On April 4 my good friend, JoAnne Carner (glasses), will turn 60 years old. When JoAnne joined The LPGA tour—they were playing with hickory shafts—she was known as the Great Gundy (her maiden name is Gunderson) because she had won five U.S. Amateurs, thanks to a deadly mashie and niblick.
Every now and then in Florida, JoAnne and I play in a money match, and I hope she doesn't retire anytime soon. My bank account would really suffer. In a couple of years she'll be collecting Social Security, and we can really up the ante.
I think so highly of my pigeon that I named a horse after her: T.G. Gundy. That was the least I could do since JoAnne buys the hay. In Nashville one year she swaggered out of the locker room and announced that she was going to shoot her address: 30-30. To this day she still hasn't done it, but at least now JoAnne can brag that she's as old as her address: 30 + 30.
Seriously, though, JoAnne is a true pro, protecting the integrity of the game she holds sacred. My fondest memory of her is from the playoff between us at the'93 HealthSouth Classic. I had mixed emotions because she was, at 53, trying to break her own record of 46 years, five months and nine days as the LPGA's oldest winner. On the tee she turned to me and said, "Whoever wins, let it be with a birdie." When I rolled in the 15-footer for birdie on the first hole, her joy was obvious as she blurted, "You rat."

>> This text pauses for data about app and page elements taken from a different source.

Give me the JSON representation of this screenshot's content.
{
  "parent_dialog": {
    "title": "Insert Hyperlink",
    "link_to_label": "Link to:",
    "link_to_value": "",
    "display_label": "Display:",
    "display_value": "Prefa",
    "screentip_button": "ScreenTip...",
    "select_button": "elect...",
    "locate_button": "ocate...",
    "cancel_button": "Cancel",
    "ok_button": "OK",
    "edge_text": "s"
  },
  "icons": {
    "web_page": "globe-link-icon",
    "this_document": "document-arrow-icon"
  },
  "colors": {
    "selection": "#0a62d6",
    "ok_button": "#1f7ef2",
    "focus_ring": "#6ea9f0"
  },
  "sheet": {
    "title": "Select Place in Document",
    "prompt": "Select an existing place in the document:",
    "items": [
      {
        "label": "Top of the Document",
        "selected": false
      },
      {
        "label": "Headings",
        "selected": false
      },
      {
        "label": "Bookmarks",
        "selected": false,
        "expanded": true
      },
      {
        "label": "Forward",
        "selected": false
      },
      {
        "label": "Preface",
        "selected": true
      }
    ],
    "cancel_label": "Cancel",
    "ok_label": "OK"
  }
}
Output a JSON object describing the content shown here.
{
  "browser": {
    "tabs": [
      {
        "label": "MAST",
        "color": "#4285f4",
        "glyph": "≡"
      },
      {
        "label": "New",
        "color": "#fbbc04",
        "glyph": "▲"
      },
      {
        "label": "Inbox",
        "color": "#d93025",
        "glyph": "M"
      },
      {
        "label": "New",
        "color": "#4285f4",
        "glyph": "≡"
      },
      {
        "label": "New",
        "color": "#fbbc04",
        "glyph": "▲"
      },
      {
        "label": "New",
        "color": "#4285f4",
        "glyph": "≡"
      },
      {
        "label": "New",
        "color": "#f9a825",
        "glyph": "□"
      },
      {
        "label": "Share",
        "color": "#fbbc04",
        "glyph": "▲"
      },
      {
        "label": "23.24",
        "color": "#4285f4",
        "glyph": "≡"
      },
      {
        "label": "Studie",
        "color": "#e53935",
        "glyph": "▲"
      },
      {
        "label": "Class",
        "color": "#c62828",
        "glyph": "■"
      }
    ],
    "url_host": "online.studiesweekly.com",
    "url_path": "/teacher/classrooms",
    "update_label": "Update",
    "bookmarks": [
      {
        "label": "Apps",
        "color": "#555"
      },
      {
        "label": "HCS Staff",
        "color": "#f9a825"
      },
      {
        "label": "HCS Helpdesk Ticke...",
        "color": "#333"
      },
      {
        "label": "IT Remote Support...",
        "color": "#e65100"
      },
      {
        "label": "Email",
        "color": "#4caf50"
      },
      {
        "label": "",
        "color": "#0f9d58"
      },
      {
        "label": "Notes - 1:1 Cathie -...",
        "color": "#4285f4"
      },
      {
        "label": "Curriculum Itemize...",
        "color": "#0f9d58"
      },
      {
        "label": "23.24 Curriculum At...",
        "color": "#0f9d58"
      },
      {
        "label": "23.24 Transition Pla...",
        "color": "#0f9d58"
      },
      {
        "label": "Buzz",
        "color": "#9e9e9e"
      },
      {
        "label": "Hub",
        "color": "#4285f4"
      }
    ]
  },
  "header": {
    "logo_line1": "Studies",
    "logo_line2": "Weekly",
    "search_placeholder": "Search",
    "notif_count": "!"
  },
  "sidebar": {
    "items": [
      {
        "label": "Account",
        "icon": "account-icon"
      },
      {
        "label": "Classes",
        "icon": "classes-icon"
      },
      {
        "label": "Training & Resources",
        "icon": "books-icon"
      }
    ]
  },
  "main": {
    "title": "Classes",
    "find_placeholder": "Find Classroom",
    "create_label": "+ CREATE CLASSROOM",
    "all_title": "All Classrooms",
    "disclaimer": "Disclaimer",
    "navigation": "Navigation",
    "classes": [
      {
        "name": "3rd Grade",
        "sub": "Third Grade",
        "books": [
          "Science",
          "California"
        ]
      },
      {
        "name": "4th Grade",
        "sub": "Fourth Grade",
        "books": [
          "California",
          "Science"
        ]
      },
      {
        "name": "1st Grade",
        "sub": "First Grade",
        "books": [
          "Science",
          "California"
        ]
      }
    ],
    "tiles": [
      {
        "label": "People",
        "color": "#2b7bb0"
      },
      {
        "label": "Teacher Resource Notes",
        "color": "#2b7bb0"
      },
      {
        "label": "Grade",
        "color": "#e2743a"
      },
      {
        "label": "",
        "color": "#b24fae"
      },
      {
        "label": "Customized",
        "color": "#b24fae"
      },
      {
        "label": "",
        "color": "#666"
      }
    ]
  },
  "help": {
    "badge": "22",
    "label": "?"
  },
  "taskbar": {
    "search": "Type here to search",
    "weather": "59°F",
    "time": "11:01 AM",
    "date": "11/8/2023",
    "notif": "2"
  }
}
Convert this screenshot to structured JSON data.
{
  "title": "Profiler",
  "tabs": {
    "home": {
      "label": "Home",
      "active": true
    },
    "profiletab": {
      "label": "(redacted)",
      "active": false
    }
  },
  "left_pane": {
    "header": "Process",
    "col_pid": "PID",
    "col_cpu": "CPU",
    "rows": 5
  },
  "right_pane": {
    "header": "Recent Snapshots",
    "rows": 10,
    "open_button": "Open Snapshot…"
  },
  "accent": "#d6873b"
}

When I think of JoAnne, I see her stalking a putt, like a lion, from every angle. She has amassed 42 wins, including two U.S. Opens, plus three player of the year awards and five Vare trophies, but winning has never been her only priority. I often saw her in a bunker or on the chipping green giving a rookie or a veteran a lesson on her specialty—the short game. She has definitely given back to the game she loves, and I'm proud to call her my best friend.